(GIVEN ENTRIES)

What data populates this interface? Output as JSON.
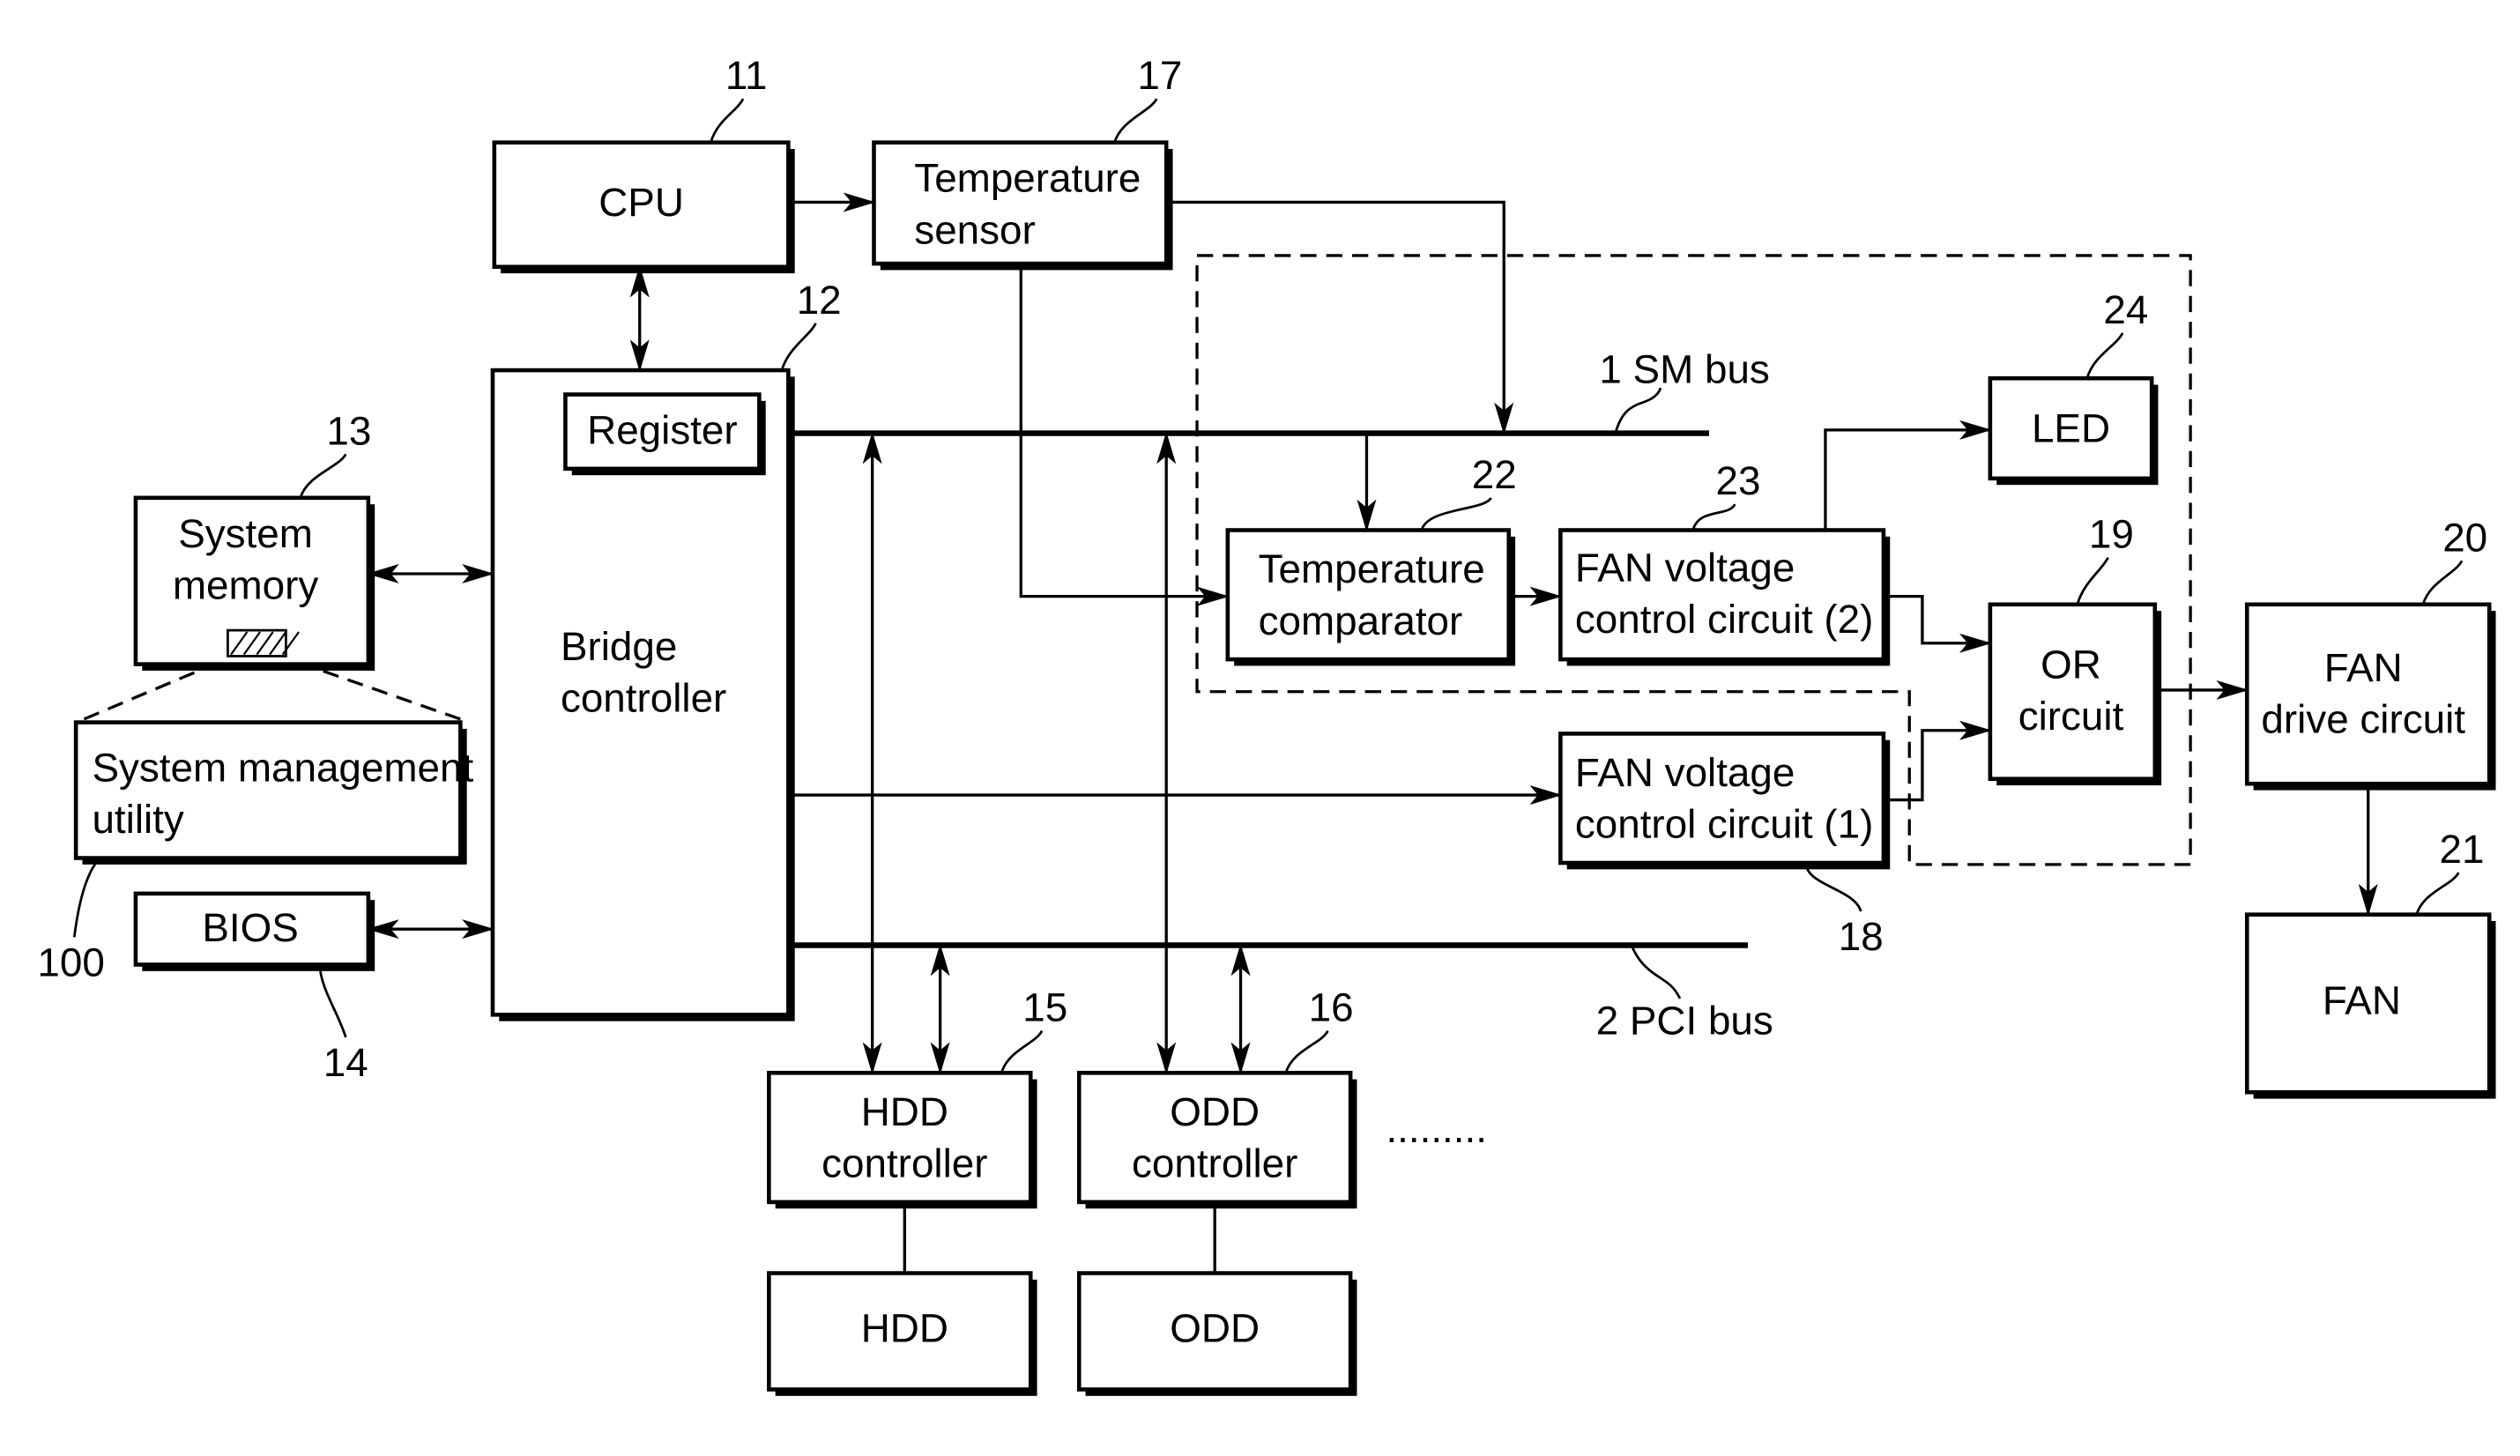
{
  "blocks": {
    "cpu": {
      "label": [
        "CPU"
      ],
      "ref": "11"
    },
    "bridge": {
      "label": [
        "Bridge",
        "controller"
      ],
      "ref": "12"
    },
    "register": {
      "label": [
        "Register"
      ]
    },
    "sysmem": {
      "label": [
        "System",
        "memory"
      ],
      "ref": "13"
    },
    "smu": {
      "label": [
        "System  management",
        "utility"
      ],
      "ref": "100"
    },
    "bios": {
      "label": [
        "BIOS"
      ],
      "ref": "14"
    },
    "tempsensor": {
      "label": [
        "Temperature",
        "sensor"
      ],
      "ref": "17"
    },
    "tempcomp": {
      "label": [
        "Temperature",
        "comparator"
      ],
      "ref": "22"
    },
    "fanv2": {
      "label": [
        "FAN  voltage",
        "control  circuit (2)"
      ],
      "ref": "23"
    },
    "fanv1": {
      "label": [
        "FAN  voltage",
        "control  circuit (1)"
      ],
      "ref": "18"
    },
    "led": {
      "label": [
        "LED"
      ],
      "ref": "24"
    },
    "or": {
      "label": [
        "OR",
        "circuit"
      ],
      "ref": "19"
    },
    "fandrive": {
      "label": [
        "FAN",
        "drive  circuit"
      ],
      "ref": "20"
    },
    "fan": {
      "label": [
        "FAN"
      ],
      "ref": "21"
    },
    "hddctl": {
      "label": [
        "HDD",
        "controller"
      ],
      "ref": "15"
    },
    "oddctl": {
      "label": [
        "ODD",
        "controller"
      ],
      "ref": "16"
    },
    "hdd": {
      "label": [
        "HDD"
      ]
    },
    "odd": {
      "label": [
        "ODD"
      ]
    }
  },
  "buses": {
    "sm": {
      "label": "1  SM  bus"
    },
    "pci": {
      "label": "2  PCI  bus"
    }
  },
  "ellipsis": "........."
}
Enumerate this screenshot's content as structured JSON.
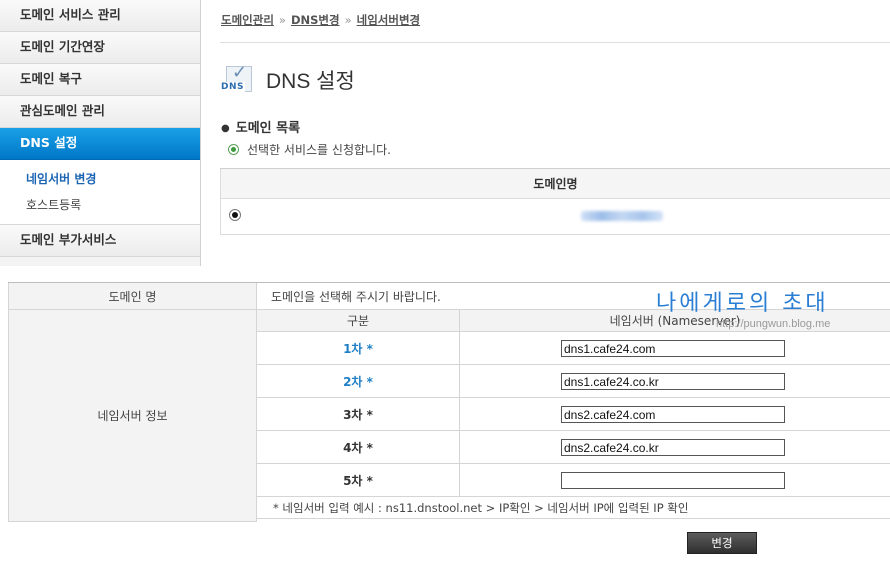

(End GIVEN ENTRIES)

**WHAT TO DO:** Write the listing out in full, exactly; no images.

**EXERCISE ANSWER:**
What data populates this interface? Output as JSON.
{
  "blocks": {
    "cpu": {
      "label": [
        "CPU"
      ],
      "ref": "11"
    },
    "bridge": {
      "label": [
        "Bridge",
        "controller"
      ],
      "ref": "12"
    },
    "register": {
      "label": [
        "Register"
      ]
    },
    "sysmem": {
      "label": [
        "System",
        "memory"
      ],
      "ref": "13"
    },
    "smu": {
      "label": [
        "System  management",
        "utility"
      ],
      "ref": "100"
    },
    "bios": {
      "label": [
        "BIOS"
      ],
      "ref": "14"
    },
    "tempsensor": {
      "label": [
        "Temperature",
        "sensor"
      ],
      "ref": "17"
    },
    "tempcomp": {
      "label": [
        "Temperature",
        "comparator"
      ],
      "ref": "22"
    },
    "fanv2": {
      "label": [
        "FAN  voltage",
        "control  circuit (2)"
      ],
      "ref": "23"
    },
    "fanv1": {
      "label": [
        "FAN  voltage",
        "control  circuit (1)"
      ],
      "ref": "18"
    },
    "led": {
      "label": [
        "LED"
      ],
      "ref": "24"
    },
    "or": {
      "label": [
        "OR",
        "circuit"
      ],
      "ref": "19"
    },
    "fandrive": {
      "label": [
        "FAN",
        "drive  circuit"
      ],
      "ref": "20"
    },
    "fan": {
      "label": [
        "FAN"
      ],
      "ref": "21"
    },
    "hddctl": {
      "label": [
        "HDD",
        "controller"
      ],
      "ref": "15"
    },
    "oddctl": {
      "label": [
        "ODD",
        "controller"
      ],
      "ref": "16"
    },
    "hdd": {
      "label": [
        "HDD"
      ]
    },
    "odd": {
      "label": [
        "ODD"
      ]
    }
  },
  "buses": {
    "sm": {
      "label": "1  SM  bus"
    },
    "pci": {
      "label": "2  PCI  bus"
    }
  },
  "ellipsis": "........."
}
Enumerate this screenshot's content as structured JSON.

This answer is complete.